A Phosphorescence Imaging System for Monitoring of Oxygen Distribution in Rat Liver under Ischemia and Reperfusion
Sam Hong-Yi Huang,

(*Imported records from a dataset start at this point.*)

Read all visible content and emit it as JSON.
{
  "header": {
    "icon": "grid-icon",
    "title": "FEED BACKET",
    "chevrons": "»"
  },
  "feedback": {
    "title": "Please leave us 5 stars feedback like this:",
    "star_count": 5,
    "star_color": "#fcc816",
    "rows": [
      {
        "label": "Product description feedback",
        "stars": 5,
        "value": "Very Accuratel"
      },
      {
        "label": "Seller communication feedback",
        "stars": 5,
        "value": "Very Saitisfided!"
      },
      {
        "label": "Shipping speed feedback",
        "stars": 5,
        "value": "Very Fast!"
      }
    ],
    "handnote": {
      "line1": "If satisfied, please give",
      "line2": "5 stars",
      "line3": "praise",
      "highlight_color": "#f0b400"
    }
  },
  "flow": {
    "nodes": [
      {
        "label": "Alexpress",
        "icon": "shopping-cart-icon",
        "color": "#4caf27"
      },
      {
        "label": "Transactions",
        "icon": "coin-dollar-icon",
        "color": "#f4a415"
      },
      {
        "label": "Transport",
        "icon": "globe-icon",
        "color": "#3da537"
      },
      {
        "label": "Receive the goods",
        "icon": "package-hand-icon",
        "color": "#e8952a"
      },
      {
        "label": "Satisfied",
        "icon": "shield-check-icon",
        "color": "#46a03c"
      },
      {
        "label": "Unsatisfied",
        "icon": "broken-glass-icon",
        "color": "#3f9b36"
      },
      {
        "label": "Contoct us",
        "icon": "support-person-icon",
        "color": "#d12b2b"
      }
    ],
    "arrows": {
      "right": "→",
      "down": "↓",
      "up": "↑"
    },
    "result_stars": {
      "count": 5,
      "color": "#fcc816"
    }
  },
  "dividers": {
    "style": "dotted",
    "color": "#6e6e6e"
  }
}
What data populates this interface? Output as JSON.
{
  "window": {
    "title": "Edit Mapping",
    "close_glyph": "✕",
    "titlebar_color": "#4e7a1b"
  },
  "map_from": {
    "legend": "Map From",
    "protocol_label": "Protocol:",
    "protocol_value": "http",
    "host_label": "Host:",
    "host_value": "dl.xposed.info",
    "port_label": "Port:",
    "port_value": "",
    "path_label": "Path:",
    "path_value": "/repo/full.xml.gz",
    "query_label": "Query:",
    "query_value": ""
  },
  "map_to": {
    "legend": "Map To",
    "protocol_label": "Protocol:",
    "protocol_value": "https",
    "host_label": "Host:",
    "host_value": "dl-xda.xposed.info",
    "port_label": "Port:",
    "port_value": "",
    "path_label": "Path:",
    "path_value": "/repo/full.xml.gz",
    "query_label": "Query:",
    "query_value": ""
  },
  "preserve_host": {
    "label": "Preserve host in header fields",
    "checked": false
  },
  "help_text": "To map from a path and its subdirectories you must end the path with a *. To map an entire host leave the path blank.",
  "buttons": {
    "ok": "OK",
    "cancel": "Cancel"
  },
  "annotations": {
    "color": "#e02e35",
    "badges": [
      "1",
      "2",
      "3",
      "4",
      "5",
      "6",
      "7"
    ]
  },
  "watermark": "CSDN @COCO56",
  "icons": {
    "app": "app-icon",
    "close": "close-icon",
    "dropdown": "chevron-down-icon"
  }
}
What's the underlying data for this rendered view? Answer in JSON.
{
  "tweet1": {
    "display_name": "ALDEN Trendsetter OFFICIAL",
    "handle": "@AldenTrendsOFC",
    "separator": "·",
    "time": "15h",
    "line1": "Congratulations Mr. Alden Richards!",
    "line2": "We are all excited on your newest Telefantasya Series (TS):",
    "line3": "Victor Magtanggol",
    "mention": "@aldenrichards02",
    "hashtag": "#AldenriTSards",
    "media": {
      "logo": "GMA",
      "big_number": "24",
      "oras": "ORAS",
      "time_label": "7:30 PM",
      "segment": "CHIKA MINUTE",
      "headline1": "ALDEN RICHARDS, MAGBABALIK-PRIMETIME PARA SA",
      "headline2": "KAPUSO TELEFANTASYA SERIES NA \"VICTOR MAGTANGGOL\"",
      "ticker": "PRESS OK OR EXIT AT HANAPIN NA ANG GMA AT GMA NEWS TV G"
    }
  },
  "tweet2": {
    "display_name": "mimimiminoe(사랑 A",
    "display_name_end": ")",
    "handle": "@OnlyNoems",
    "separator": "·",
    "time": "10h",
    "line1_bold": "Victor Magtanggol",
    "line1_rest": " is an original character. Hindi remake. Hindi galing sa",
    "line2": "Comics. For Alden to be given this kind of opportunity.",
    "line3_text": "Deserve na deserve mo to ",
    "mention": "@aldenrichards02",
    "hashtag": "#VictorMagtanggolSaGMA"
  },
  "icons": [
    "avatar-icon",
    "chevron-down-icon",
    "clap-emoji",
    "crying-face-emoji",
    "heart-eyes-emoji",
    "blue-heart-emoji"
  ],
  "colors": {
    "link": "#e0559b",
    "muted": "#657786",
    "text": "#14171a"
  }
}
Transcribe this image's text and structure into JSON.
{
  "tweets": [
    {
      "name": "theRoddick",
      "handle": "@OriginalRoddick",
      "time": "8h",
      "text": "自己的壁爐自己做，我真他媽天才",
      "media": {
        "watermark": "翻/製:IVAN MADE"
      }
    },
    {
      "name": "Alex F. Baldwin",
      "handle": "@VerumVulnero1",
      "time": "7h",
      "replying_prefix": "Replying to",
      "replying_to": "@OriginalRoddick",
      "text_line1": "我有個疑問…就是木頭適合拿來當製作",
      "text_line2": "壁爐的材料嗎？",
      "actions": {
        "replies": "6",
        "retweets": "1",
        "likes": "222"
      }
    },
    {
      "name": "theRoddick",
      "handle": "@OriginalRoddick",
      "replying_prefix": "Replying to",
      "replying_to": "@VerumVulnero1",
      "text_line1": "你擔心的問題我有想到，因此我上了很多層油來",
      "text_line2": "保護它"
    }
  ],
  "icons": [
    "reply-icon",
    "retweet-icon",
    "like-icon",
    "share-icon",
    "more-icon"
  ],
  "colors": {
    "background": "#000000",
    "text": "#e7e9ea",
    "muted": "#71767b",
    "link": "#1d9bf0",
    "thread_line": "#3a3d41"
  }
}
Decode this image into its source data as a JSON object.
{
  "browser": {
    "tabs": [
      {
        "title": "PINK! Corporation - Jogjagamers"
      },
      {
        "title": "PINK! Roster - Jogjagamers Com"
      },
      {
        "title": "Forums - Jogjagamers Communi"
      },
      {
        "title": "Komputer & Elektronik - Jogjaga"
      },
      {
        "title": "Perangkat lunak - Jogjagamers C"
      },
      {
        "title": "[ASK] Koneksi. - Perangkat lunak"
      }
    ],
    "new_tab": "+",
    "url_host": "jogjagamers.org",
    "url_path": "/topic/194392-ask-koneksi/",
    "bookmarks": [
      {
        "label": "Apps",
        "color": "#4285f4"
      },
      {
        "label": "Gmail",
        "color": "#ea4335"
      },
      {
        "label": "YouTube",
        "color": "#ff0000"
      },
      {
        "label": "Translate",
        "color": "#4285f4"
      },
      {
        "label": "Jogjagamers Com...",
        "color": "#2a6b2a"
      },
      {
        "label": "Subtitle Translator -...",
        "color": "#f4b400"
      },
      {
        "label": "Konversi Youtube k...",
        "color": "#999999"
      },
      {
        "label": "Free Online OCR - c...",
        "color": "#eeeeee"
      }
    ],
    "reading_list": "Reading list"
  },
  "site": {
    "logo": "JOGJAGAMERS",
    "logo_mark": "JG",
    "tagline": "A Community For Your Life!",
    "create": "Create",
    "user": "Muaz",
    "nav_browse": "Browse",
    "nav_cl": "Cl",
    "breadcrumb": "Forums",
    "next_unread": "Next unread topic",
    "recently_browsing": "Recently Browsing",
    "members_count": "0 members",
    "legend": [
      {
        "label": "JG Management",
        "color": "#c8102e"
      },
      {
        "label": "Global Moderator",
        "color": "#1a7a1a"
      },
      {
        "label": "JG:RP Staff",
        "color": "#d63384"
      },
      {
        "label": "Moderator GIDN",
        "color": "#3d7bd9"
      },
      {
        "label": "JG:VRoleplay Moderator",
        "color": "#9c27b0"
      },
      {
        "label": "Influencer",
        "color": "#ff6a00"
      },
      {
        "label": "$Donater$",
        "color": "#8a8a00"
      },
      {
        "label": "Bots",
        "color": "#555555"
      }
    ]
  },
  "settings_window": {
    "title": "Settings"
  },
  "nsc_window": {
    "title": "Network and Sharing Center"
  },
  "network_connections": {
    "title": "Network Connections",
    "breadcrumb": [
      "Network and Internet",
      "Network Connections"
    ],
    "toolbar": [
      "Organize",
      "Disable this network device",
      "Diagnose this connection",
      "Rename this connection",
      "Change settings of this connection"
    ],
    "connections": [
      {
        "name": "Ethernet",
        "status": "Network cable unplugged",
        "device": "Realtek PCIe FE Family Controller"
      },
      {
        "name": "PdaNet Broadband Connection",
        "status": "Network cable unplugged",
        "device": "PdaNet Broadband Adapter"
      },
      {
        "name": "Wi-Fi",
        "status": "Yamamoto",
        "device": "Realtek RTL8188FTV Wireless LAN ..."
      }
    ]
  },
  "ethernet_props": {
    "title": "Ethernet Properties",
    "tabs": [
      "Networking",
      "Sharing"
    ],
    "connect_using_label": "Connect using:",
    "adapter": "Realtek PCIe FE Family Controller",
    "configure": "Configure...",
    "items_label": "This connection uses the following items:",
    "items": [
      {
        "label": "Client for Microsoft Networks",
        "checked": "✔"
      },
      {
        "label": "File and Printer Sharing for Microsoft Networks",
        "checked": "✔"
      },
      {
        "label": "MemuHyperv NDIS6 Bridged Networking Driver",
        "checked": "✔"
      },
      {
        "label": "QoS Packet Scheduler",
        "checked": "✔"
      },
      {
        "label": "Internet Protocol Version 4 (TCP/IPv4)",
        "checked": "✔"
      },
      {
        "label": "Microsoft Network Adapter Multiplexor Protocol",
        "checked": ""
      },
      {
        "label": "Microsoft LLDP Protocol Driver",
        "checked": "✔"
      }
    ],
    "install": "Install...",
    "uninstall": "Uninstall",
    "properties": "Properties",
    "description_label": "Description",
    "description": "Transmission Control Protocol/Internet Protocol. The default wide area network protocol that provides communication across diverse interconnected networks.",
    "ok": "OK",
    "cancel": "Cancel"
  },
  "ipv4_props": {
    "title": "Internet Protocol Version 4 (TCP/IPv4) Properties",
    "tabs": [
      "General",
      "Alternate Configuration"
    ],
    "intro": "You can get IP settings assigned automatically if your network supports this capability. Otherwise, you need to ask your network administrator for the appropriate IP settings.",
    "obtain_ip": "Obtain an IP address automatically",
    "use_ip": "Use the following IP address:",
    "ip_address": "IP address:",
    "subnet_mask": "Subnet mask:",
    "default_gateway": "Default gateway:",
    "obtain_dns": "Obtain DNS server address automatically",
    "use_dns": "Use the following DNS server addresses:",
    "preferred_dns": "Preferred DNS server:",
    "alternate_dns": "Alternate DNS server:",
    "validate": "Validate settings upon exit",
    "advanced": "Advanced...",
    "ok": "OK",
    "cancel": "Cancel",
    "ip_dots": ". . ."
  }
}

Oxygen-dependent quenching of phosphorescence has been validated as a useful and essentially noninvasive optical method for measuring oxygen both in vitro and in vivo. The capability of imaging oxygen distribution based on phosphorescence quenching provides a highly useful tool for investigation of oxygen delivery in tissues at the microvascular level. We demonstrated the implementation of a phosphorescence imaging system incorporating an intensified, gated, monochrome CCD camera which equips a red sensitive Gen III cathode and power supply. By selecting of the delay time sequence for phosphorescence imaging in accordance with the quenching constant and lifetime at zero oxygen of used phosphor, a series of phosphorescence intensity images corresponding to the oxygen pressures within the region of interest would be acquired and digitized. The phosphorescence lifetimes were converted form the digitized intensity levels pixel by pixel upon the assumption of single exponential decay of phosphorescence. Thus, the oxygen distribution of interested area could be calculated from the phosphorescence lifetime map in virtue of well-defined Stern-Volmer equation. Two new phosphors of Generation 2 polyglutamic Pd-porphyrin-dendrimers were used in present study, which have high water solubility and intend to stay in blood circulation without extravasating through the vascular membrane. A Pd-meso-tetra-(4-carboxyphenyl) porphyrin based phosphor termed Oxyphor G2 was used in testing of the instrument. The changes of hepatic oxygen pressure under the portal triad clamping model (PTC model) of ischemia and subsequent reperfusion were real-time monitored by phosphorescence imaging. The images indicated a transient recovery of hepatic oxygen level during the reperfusion following the PTC ligation. The lack of complete restoration of oxygen level has been implicated to the similar pattern of hepatic blood flow observed during reperfusion in previous reports. The other phosphor Oxyphor G2, derived from Pd-meso-tetra-(4-carboxyphenyl) tetrabenzoporphyrin, was recognized by its near infrared spectral characteristic. The calibration of Oxyphor G2 illustrated the independence of quenching constant to pH in the physiological range (6.4 to 7.8) and as such to make it a suitable phosphor for oxygen measurements, especially for those at depth in tissue.